**Your goal**. Each record is to be printed again precisely as it reads.

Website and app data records
Content starts
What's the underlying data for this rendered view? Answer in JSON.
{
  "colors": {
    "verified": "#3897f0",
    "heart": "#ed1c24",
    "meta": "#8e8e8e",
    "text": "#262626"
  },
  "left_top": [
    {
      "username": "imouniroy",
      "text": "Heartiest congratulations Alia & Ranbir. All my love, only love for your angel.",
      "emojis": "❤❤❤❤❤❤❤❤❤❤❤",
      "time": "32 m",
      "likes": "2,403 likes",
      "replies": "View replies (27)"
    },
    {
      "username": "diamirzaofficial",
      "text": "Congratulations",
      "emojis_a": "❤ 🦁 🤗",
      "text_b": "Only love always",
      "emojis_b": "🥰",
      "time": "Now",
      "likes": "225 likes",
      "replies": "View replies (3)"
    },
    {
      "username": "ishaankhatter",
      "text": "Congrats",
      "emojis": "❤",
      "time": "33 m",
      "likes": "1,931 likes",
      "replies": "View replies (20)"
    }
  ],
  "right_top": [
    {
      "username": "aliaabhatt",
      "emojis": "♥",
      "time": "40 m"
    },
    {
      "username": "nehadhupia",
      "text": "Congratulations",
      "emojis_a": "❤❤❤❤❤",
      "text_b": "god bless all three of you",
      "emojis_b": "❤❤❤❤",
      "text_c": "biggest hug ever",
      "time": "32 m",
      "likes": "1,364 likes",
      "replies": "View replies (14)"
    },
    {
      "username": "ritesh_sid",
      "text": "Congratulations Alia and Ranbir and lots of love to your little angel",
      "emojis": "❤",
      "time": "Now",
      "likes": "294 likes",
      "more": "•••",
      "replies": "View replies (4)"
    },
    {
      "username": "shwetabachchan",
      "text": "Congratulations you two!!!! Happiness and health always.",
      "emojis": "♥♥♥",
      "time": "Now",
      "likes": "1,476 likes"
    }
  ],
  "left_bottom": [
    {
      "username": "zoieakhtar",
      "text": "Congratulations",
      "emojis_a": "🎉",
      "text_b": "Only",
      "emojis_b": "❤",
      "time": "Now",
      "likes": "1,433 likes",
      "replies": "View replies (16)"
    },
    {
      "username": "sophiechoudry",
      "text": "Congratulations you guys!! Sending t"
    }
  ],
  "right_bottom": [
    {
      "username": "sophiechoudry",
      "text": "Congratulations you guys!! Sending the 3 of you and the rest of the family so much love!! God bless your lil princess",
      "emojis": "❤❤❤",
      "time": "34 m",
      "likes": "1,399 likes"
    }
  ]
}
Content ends
**Task output**.
What's the underlying data for this rendered view? Answer in JSON.
{
  "colors": {
    "verified": "#3897f0",
    "heart": "#ed1c24",
    "meta": "#8e8e8e",
    "text": "#262626"
  },
  "left_top": [
    {
      "username": "imouniroy",
      "text": "Heartiest congratulations Alia & Ranbir. All my love, only love for your angel.",
      "emojis": "❤❤❤❤❤❤❤❤❤❤❤",
      "time": "32 m",
      "likes": "2,403 likes",
      "replies": "View replies (27)"
    },
    {
      "username": "diamirzaofficial",
      "text": "Congratulations",
      "emojis_a": "❤ 🦁 🤗",
      "text_b": "Only love always",
      "emojis_b": "🥰",
      "time": "Now",
      "likes": "225 likes",
      "replies": "View replies (3)"
    },
    {
      "username": "ishaankhatter",
      "text": "Congrats",
      "emojis": "❤",
      "time": "33 m",
      "likes": "1,931 likes",
      "replies": "View replies (20)"
    }
  ],
  "right_top": [
    {
      "username": "aliaabhatt",
      "emojis": "♥",
      "time": "40 m"
    },
    {
      "username": "nehadhupia",
      "text": "Congratulations",
      "emojis_a": "❤❤❤❤❤",
      "text_b": "god bless all three of you",
      "emojis_b": "❤❤❤❤",
      "text_c": "biggest hug ever",
      "time": "32 m",
      "likes": "1,364 likes",
      "replies": "View replies (14)"
    },
    {
      "username": "ritesh_sid",
      "text": "Congratulations Alia and Ranbir and lots of love to your little angel",
      "emojis": "❤",
      "time": "Now",
      "likes": "294 likes",
      "more": "•••",
      "replies": "View replies (4)"
    },
    {
      "username": "shwetabachchan",
      "text": "Congratulations you two!!!! Happiness and health always.",
      "emojis": "♥♥♥",
      "time": "Now",
      "likes": "1,476 likes"
    }
  ],
  "left_bottom": [
    {
      "username": "zoieakhtar",
      "text": "Congratulations",
      "emojis_a": "🎉",
      "text_b": "Only",
      "emojis_b": "❤",
      "time": "Now",
      "likes": "1,433 likes",
      "replies": "View replies (16)"
    },
    {
      "username": "sophiechoudry",
      "text": "Congratulations you guys!! Sending t"
    }
  ],
  "right_bottom": [
    {
      "username": "sophiechoudry",
      "text": "Congratulations you guys!! Sending the 3 of you and the rest of the family so much love!! God bless your lil princess",
      "emojis": "❤❤❤",
      "time": "34 m",
      "likes": "1,399 likes"
    }
  ]
}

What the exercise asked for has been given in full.